– What is it that you are trying to catch?
The angles replied:
– A friend of Allah has sighed here with sorrow and has cried. The drops of his tears have fallen on the ground and we are trying to gain a share of it so that we can also reap the blessing of Allah.”
During the battle of Tabuk, seven poor companions came to Prophet Muhammad (pbuh) and asked for riding animals so as to join the battle. When they learned that no camels remained to be given to them, they returned to their homes in tears. These tears were accepted and were rewarded by Allah, which is stated in the following verse of the Qur’an: “…when they came to thee (asking) that thou shouldst mount them, thou didst tell: I cannot find whereon to mount you. They turned back with eyes flowing with tears, for sorrow that they could not find the means to spend” (Tawba, 92).
After the arrival of this revelation, the great companions, Umar, Uthman and Abbas, may Allah be pleased with them all, donated to the poor companions camels and food and took them along on the journey.
Let us not forget that the tears of those companions, who in their love for the Prophet (pbuh) cried at the thought of being separated from him during his journey, were looked upon with great admiration by the angels who vied to gain a share of it. Imagine the scope of the loss represented by the opposite of this state of consciousness!
It has been revealed in a Qur’anic verse that the one who is deluded by this world is like the one who has been deceived by a mirage in the desert: “Know that the life of this world is only play, and idle talk, and pageantry, and boasting among you, and rivalry in respect of wealth and children…” (Hadid 20).

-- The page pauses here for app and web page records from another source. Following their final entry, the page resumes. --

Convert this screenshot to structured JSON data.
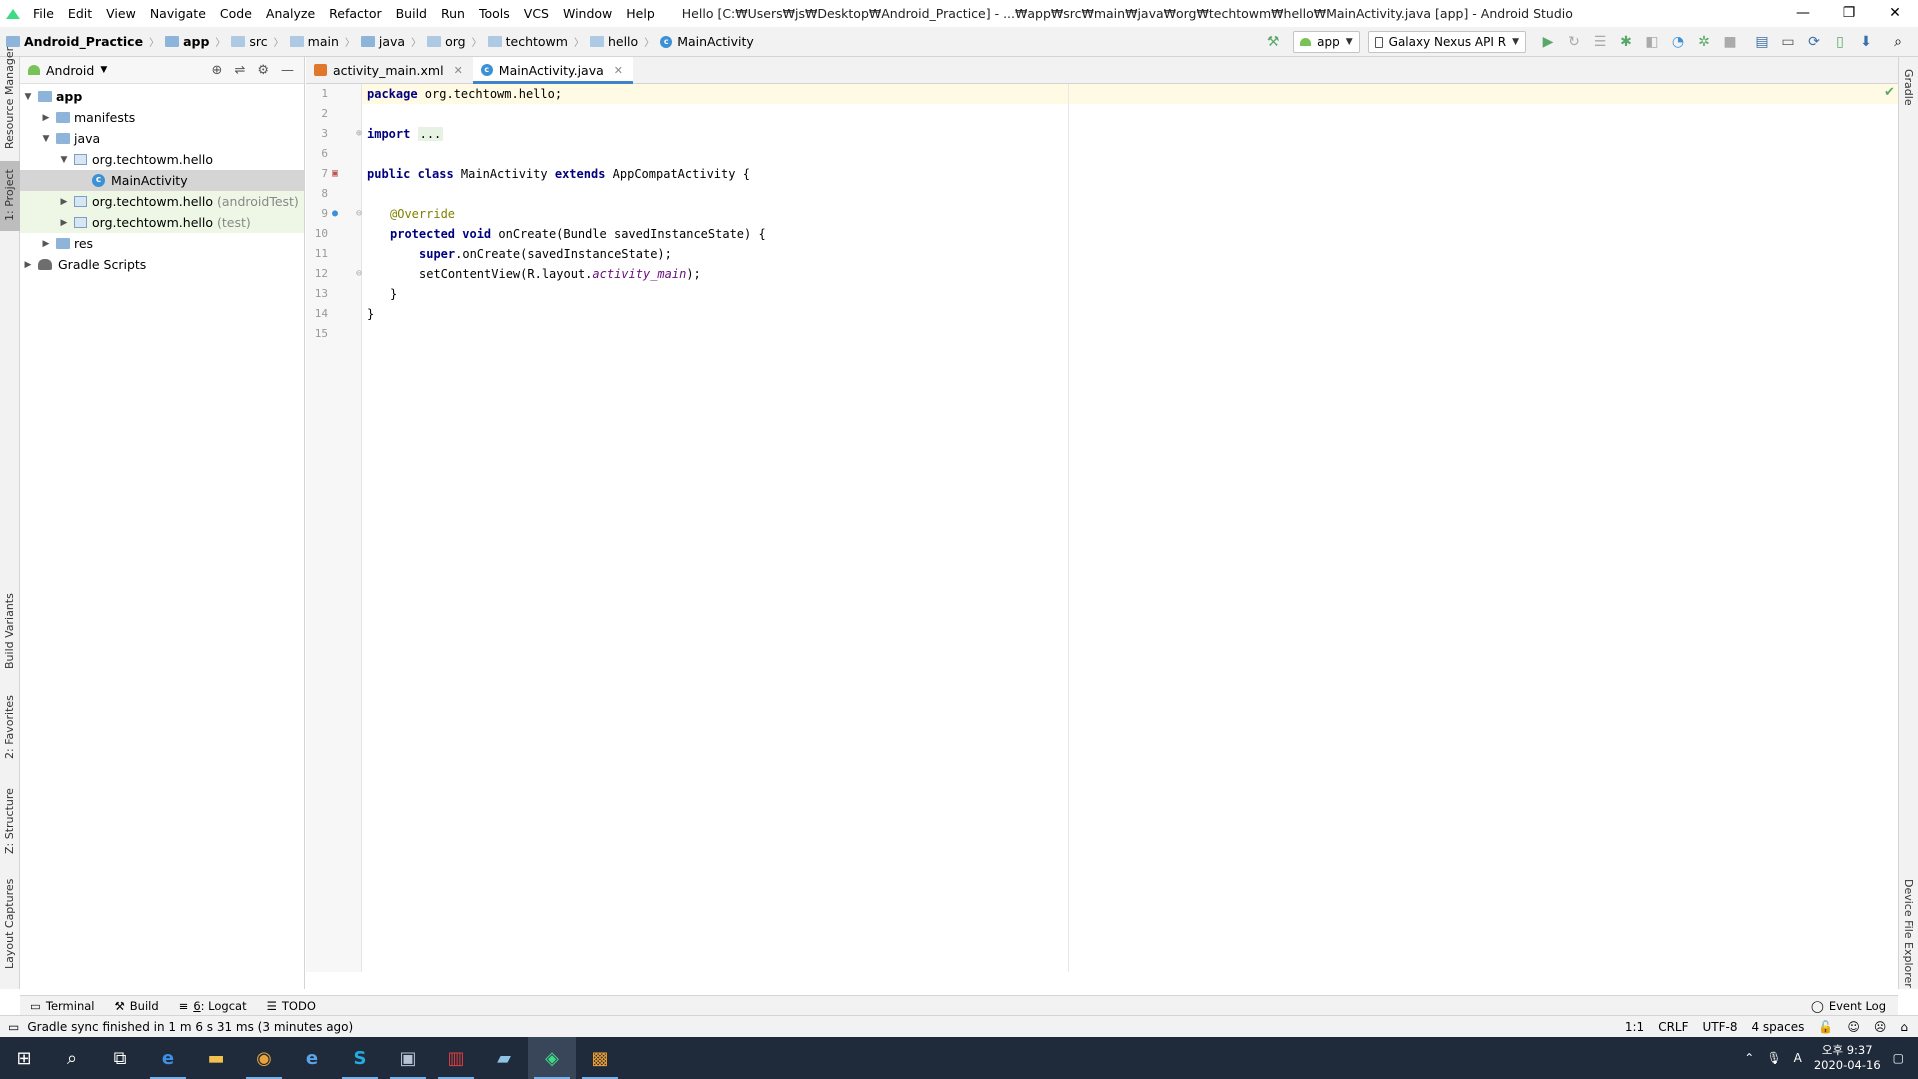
{
  "menubar": {
    "items": [
      "File",
      "Edit",
      "View",
      "Navigate",
      "Code",
      "Analyze",
      "Refactor",
      "Build",
      "Run",
      "Tools",
      "VCS",
      "Window",
      "Help"
    ],
    "window_title": "Hello [C:₩Users₩js₩Desktop₩Android_Practice] - ...₩app₩src₩main₩java₩org₩techtowm₩hello₩MainActivity.java [app] - Android Studio"
  },
  "breadcrumb": [
    "Android_Practice",
    "app",
    "src",
    "main",
    "java",
    "org",
    "techtowm",
    "hello",
    "MainActivity"
  ],
  "run_config": {
    "module": "app",
    "device": "Galaxy Nexus API R"
  },
  "project_panel": {
    "view": "Android",
    "tree": [
      {
        "label": "app",
        "extra": ""
      },
      {
        "label": "manifests",
        "extra": ""
      },
      {
        "label": "java",
        "extra": ""
      },
      {
        "label": "org.techtowm.hello",
        "extra": ""
      },
      {
        "label": "MainActivity",
        "extra": ""
      },
      {
        "label": "org.techtowm.hello",
        "extra": "(androidTest)"
      },
      {
        "label": "org.techtowm.hello",
        "extra": "(test)"
      },
      {
        "label": "res",
        "extra": ""
      },
      {
        "label": "Gradle Scripts",
        "extra": ""
      }
    ]
  },
  "left_tabs": [
    "Resource Manager",
    "1: Project",
    "Build Variants",
    "2: Favorites",
    "Z: Structure",
    "Layout Captures"
  ],
  "right_tabs": [
    "Gradle",
    "Device File Explorer"
  ],
  "editor": {
    "tabs": [
      {
        "label": "activity_main.xml"
      },
      {
        "label": "MainActivity.java"
      }
    ],
    "line_numbers": [
      "1",
      "2",
      "3",
      "6",
      "7",
      "8",
      "9",
      "10",
      "11",
      "12",
      "13",
      "14",
      "15"
    ],
    "code": {
      "l1_kw": "package",
      "l1_rest": " org.techtowm.hello;",
      "l3_kw": "import",
      "l3_fold": "...",
      "l7_kw1": "public class",
      "l7_name": " MainActivity ",
      "l7_kw2": "extends",
      "l7_rest": " AppCompatActivity {",
      "l9_ann": "@Override",
      "l10_kw": "protected void",
      "l10_rest": " onCreate(Bundle savedInstanceState) {",
      "l11_kw": "super",
      "l11_rest": ".onCreate(savedInstanceState);",
      "l12_pre": "setContentView(R.layout.",
      "l12_it": "activity_main",
      "l12_post": ");",
      "l13": "}",
      "l14": "}"
    }
  },
  "bottom_tools": {
    "terminal": "Terminal",
    "build": "Build",
    "logcat_num": "6",
    "logcat": ": Logcat",
    "todo": "TODO",
    "event_log": "Event Log"
  },
  "status": {
    "message": "Gradle sync finished in 1 m 6 s 31 ms (3 minutes ago)",
    "position": "1:1",
    "line_sep": "CRLF",
    "encoding": "UTF-8",
    "indent": "4 spaces"
  },
  "taskbar": {
    "ime": "A",
    "time": "오후 9:37",
    "date": "2020-04-16"
  }
}
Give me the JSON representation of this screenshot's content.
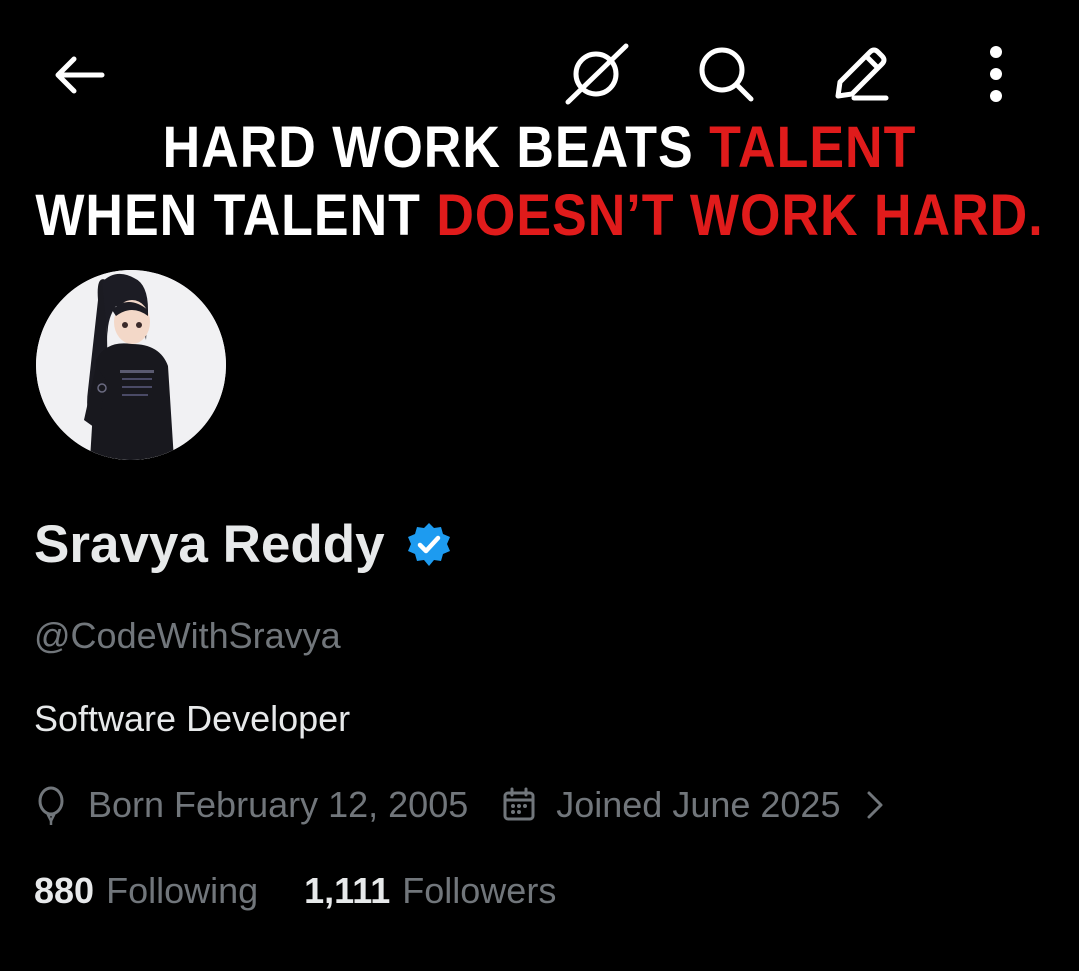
{
  "banner": {
    "line1": {
      "white": "HARD WORK BEATS ",
      "red": "TALENT"
    },
    "line2": {
      "white": "WHEN TALENT ",
      "red": "DOESN’T WORK HARD."
    }
  },
  "topbar": {
    "icons": [
      "back-arrow-icon",
      "grok-icon",
      "search-icon",
      "edit-icon",
      "more-vertical-icon"
    ]
  },
  "profile": {
    "name": "Sravya Reddy",
    "handle": "@CodeWithSravya",
    "bio": "Software Developer",
    "born": "Born February 12, 2005",
    "joined": "Joined June 2025",
    "following_count": "880",
    "following_label": "Following",
    "followers_count": "1,111",
    "followers_label": "Followers"
  },
  "colors": {
    "background": "#000000",
    "text_primary": "#e7e9ea",
    "text_secondary": "#71767b",
    "verified": "#1d9bf0",
    "banner_red": "#e01b1b"
  }
}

A hadith also affirms the same meaning: “For those people devoted to the next world, this world is filled with condemnation. However, for those who are in love with this world, the next world is condemned.”

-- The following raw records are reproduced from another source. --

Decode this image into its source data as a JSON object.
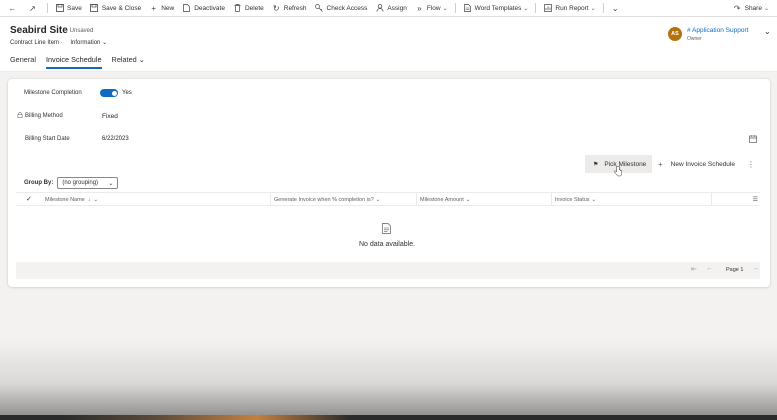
{
  "command_bar": {
    "save": "Save",
    "save_close": "Save & Close",
    "new": "New",
    "deactivate": "Deactivate",
    "delete": "Delete",
    "refresh": "Refresh",
    "check_access": "Check Access",
    "assign": "Assign",
    "flow": "Flow",
    "word_templates": "Word Templates",
    "run_report": "Run Report",
    "share": "Share"
  },
  "header": {
    "title": "Seabird Site",
    "status": "- Unsaved",
    "entity": "Contract Line Item",
    "form": "Information",
    "tabs": [
      "General",
      "Invoice Schedule",
      "Related"
    ],
    "active_tab": "Invoice Schedule",
    "owner": {
      "initials": "AS",
      "name": "# Application Support",
      "role": "Owner",
      "avatar_color": "#b5730e"
    }
  },
  "form": {
    "milestone_completion_label": "Milestone Completion",
    "milestone_completion_value": "Yes",
    "billing_method_label": "Billing Method",
    "billing_method_value": "Fixed",
    "billing_start_date_label": "Billing Start Date",
    "billing_start_date_value": "6/22/2023"
  },
  "subgrid": {
    "pick_milestone": "Pick Milestone",
    "new_invoice_schedule": "New Invoice Schedule",
    "group_by_label": "Group By:",
    "group_by_value": "(no grouping)",
    "columns": [
      "Milestone Name",
      "Generate Invoice when % completion is?",
      "Milestone Amount",
      "Invoice Status"
    ],
    "empty_message": "No data available.",
    "page_label": "Page 1"
  },
  "colors": {
    "accent": "#0f6cbd",
    "background": "#f3f2f1"
  }
}
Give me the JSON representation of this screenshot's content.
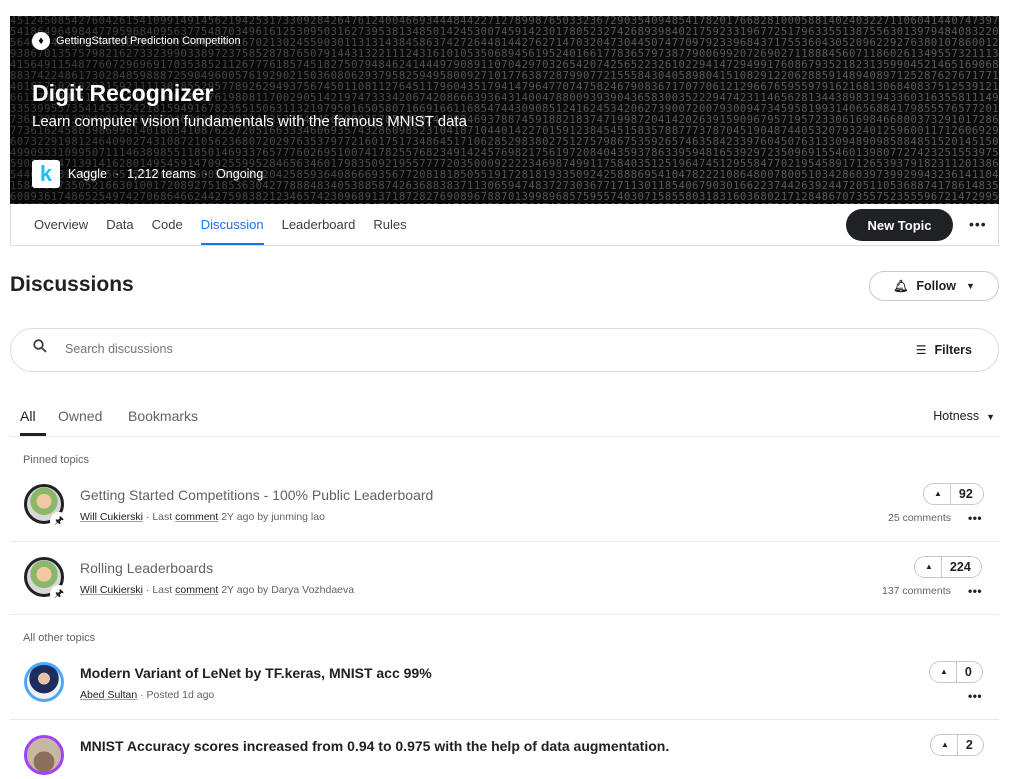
{
  "competition": {
    "type_label": "GettingStarted Prediction Competition",
    "title": "Digit Recognizer",
    "subtitle": "Learn computer vision fundamentals with the famous MNIST data",
    "host": "Kaggle",
    "teams": "1,212 teams",
    "status": "Ongoing",
    "logo_letter": "k"
  },
  "nav": {
    "tabs": [
      "Overview",
      "Data",
      "Code",
      "Discussion",
      "Leaderboard",
      "Rules"
    ],
    "active_tab": "Discussion",
    "new_topic_label": "New Topic",
    "more_label": "•••"
  },
  "discussions": {
    "title": "Discussions",
    "follow_label": "Follow",
    "search_placeholder": "Search discussions",
    "filters_label": "Filters",
    "subtabs": [
      "All",
      "Owned",
      "Bookmarks"
    ],
    "sort_label": "Hotness",
    "pinned_label": "Pinned topics",
    "other_label": "All other topics"
  },
  "pinned_topics": [
    {
      "title": "Getting Started Competitions - 100% Public Leaderboard",
      "author": "Will Cukierski",
      "meta_mid": " · Last ",
      "meta_link": "comment",
      "meta_end": " 2Y ago by junming lao",
      "votes": "92",
      "comments": "25 comments"
    },
    {
      "title": "Rolling Leaderboards",
      "author": "Will Cukierski",
      "meta_mid": " · Last ",
      "meta_link": "comment",
      "meta_end": " 2Y ago by Darya Vozhdaeva",
      "votes": "224",
      "comments": "137 comments"
    }
  ],
  "other_topics": [
    {
      "title": "Modern Variant of LeNet by TF.keras, MNIST acc 99%",
      "author": "Abed Sultan",
      "meta_end": " · Posted 1d ago",
      "votes": "0"
    },
    {
      "title": "MNIST Accuracy scores increased from 0.94 to 0.975 with the help of data augmentation.",
      "votes": "2"
    }
  ],
  "icons": {
    "competition": "trophy-icon",
    "search": "search-icon",
    "filters": "filter-icon",
    "bell": "bell-icon",
    "pin": "pin-icon",
    "upvote": "upvote-icon"
  },
  "colors": {
    "accent": "#1a73e8",
    "dark": "#202124",
    "kaggle_blue": "#20beff"
  }
}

Fatima, the daughter of Prophet Muhammad, may Allah be pleased with her, asked for a servant from the Prophet (pbuh) and said:
– Hasan and Husayn are so vibrant and my body is so weak.
The Prophet (pbuh) said:
– Daughter! If you want, I can give you more than one servant but know with certainty that you cannot find comfort in both worlds. If you patiently endure the trial of this world, you will realize comfort in the next world.
According to another narration, Fatima came to the Prophet (pbuh) and showed him her wounded hands from making flour with a hand mill and from retrieving water from the well. She requested a helper. The Prophet (pbuh) answered:
– How can you make such a request while the people of Suffah are living in poverty and while the orphans of the martyrs of the battle of Badr still suffer in poverty?
Today, we must ask ourselves what is the scope of our understanding of brotherhood, sharing, self-sacrifice and charity while many of our brothers and sisters are subjected to the ravages of oppression, cold, hunger, thirst, and homelessness.
On how many days and with how many of the poor, have we shared a meal? How many of the ill, have we helped to cure? How many people’s problems have been solved with our help and support? How many misguided people have received guidance from us, because we opened our hearts to them and strove to assist them? Do we stop to ask why we are in this world? Do we ever stop to contemplate the mystery of our birth or the mystery of the adventure that will ensue subsequent to our death? How will our fate meet us? How many hours of the twenty-four we are given each day, do we spend in remembrance of the sacred? Are we engaged in soul searching or not?
O Lord! Confer on us a portion of your true love and raise us to be among those of your true servants whose hearts are full of your love. Bless us with a taste of mercy and charity of the Prophet Muhammad (pbuh).
. Khaydar, which means lion or hero, is a nickname used for the fourth Rightly Guided Caliph Ali, may Allah be pleased with him. He was given this title for his heroic actions.
Osman Nuri Topbas from the book of “Tears of the Heart”